US President Barack Obama, on his part, insists on ousting Gadhafi through non-military means and is therefore under fire from Republicans. Some have said the US should have intervened in Libya much earlier and helped the rebel forces overthrow the Gadhafi government. Others say the US should veto the UN Security Council resolution, and send US ground forces to Libya to overthrow the Gadhafi regime.
Michael O'Hanlon, a senior fellow of the Brookings Institution, supports the Obama administration, and has said the president is right about using "non-military means", because the US is now stuck in financial hardship and preparing to withdraw its troops from Afghanistan and Iraq.

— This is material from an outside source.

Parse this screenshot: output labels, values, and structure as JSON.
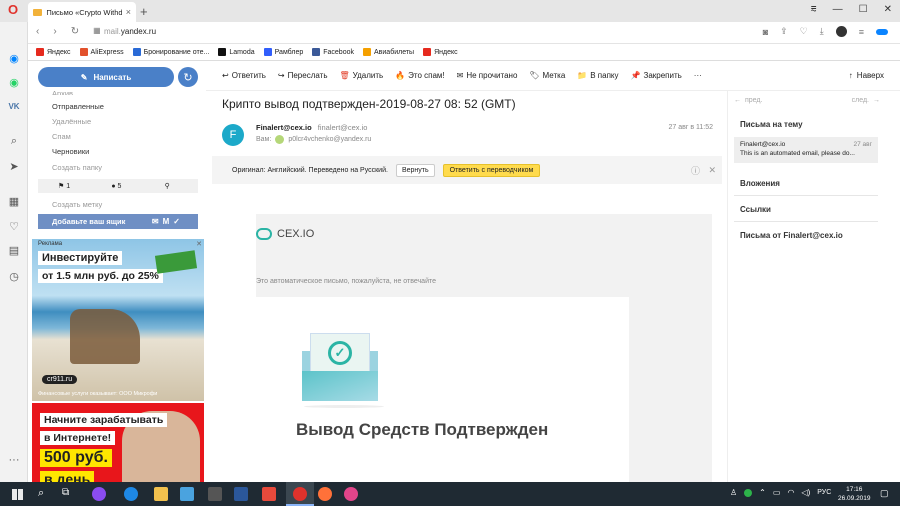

O'Hanlon, in fact, has proposed a three-step non-military plan. First, the Libyan rebel forces and the Gadhafi regime should cease fire immediately. The intervening powers should follow this up by dispatching international monitors to the ceasefire lines and allowing both sides (the rebel and government forces) to pump oil from their parts.
Second, both sides should accept a national unity government that gives Gadhafi some symbolic, temporary role until his military loyalists are replaced.
And third, Gadhafi must step down from the national government but retain some titular role, say "mayor of Tripoli", in a loose confederation that would prepare for a national election to choose a democratic government in a few years.
O'Hanlon's proposal, in essence, means Gadhafi must go, but that does not look like happening any time soon.
This solution, however, entails uncertainty: Will Gadhafi, the rebel forces, and the US and its allies accept such a proposal?
In his address to the US National Defense University on March 28, Obama did not apparently approve of such a proposal, nor did he suggest a detailed solution himself. He, however, conceded that "broadening our military mission to include regime change would be a mistake".
Obama said there are two reasons for sticking to non-military means to bring down the Gadhafi regime. On one hand, "if we tried to overthrow Gadhafi by force, our coalition would splinter." On the other, "regime change there (Iraq) took eight years, thousands of American and Iraqi lives, and nearly a trillion dollars. That is not something we can afford to repeat in Libya".
But even after Obama's March 28 speech, the US will stick to its decision of overthrowing the Gadhafi regime through "non-military means", and the uncertainty surrounding it will add to the already high pressure on the US and put it in a real dilemma. And with so much uncertainty ahead, it will take time for the US to walk out of the dilemma.
The author is a professor of international politics at China Foreign Affairs University.